We go to your room where the nurse comes to give you the medication through an IV. I explain what is going to happen, and you promptly tell me you don’t want a shot. With the help of the nurse who charms you by telling you about her baby that “even shares your name” you finally agree to get the IV, partly because you were told that the IV will prevent other “shots.” After preparing your little arm you are told to look away if you are scared, but you keep your eyes fixed on the needle determined to know what is happening. The drugs settle in as you sit in the wheel chair resting your arm on Floppy for support.

Back in the radiology department, we have a new student. She is not as friendly. Going straight to work she takes the first picture and then again rotates your arm. You cry. The pain medication doesn’t seem to have helped much. “Stop, stop no more” you keep telling the student, but she barely even notices your objections insisting that “it just needs a little bit more.” I am wondering if the x-ray is worth this and wanting to tell her to leave. Finally, she gets the picture she wants, and you are released. I wish I could hold you but know that moving you will hurt. We hear Daddy talking about the pictures so you ask to see them, always curious and never wanting to be left out.

We have been at the hospital for hours now, waiting.

After what feels like an eternity, the Doctor comes in to explain what happens next. I smile to myself because he has a strong southern accent. “We are going to put her to sleep while we try and set the breaks. But this type of break can be hard to set so we might need to take her into surgery and put pins in her …” The nurse explains all the drugs that will be used and assures me that they will have people in there just to watch you breathe. I don’t feel reassured. They put you to sleep then evict Dad and me from the room. Apparently parents have passed out before. I am passing the hall trying to see the monitors and ignore the sight of the Doctor pulling and shoving your arm together with enough strain to flex his arms. Once again I feel helpless. At last I see them preparing the splint for your arm and breathe a sigh of relief that the bones have lined up.

You open your eyes, look at me, then roll over as if to go back to sleep. Able to smile now, we work on getting you to stay awake. Ready to leave and checking out your only concern is if you get to keep the yellow blanket. You do, so all is well.

A few days pass, and the pain is subsiding. You are learning to use your left hand, and you fight me about wearing the sling.
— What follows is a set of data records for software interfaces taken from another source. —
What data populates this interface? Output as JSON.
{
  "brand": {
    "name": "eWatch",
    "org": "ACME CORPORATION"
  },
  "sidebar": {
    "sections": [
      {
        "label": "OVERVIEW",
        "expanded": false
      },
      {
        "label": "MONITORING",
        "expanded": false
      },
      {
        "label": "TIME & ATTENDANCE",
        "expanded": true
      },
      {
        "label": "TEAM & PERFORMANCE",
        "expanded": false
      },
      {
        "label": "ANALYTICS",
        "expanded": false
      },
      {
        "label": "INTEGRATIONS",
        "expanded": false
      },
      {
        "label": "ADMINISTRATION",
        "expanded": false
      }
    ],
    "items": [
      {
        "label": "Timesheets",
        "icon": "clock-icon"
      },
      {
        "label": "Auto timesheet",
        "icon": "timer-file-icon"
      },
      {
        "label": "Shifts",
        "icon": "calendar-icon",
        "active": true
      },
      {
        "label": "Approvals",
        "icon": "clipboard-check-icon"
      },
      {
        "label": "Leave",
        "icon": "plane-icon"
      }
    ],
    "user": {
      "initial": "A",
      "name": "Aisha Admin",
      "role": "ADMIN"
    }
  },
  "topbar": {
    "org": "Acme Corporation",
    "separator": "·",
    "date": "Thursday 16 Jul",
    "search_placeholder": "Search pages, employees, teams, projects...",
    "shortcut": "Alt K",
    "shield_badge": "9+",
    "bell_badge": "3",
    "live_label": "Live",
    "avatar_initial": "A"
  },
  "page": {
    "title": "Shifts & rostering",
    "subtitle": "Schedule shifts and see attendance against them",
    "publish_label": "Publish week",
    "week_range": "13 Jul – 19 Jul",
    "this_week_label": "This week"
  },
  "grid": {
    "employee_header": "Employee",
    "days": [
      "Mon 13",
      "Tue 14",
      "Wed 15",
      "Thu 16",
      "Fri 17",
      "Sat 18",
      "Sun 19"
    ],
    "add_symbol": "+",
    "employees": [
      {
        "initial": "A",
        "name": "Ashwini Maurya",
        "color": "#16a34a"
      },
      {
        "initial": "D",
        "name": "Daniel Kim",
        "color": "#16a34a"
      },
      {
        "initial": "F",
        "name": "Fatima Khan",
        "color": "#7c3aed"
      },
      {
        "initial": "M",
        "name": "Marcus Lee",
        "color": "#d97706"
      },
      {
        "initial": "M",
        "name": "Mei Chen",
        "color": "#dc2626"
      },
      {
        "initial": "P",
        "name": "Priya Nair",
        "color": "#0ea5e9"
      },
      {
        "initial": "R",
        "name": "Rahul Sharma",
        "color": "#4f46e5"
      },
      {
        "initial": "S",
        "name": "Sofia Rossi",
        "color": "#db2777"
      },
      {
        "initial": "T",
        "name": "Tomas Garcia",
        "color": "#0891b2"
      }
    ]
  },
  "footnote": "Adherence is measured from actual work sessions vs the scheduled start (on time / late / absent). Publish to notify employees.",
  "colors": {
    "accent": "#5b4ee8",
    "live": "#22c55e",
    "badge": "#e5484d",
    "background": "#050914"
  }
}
Getting home late at night I send you to get your PJs while I finish getting your sisters’s bags ready for school the next day. You haven’t returned. As I enter your room to check on you, you jump with a start and throw your arms behind your back. Realization hits me that you should not be able to do that. Your brace is off.

Four phone calls and a babysitter latter we are on our way back to the hospital.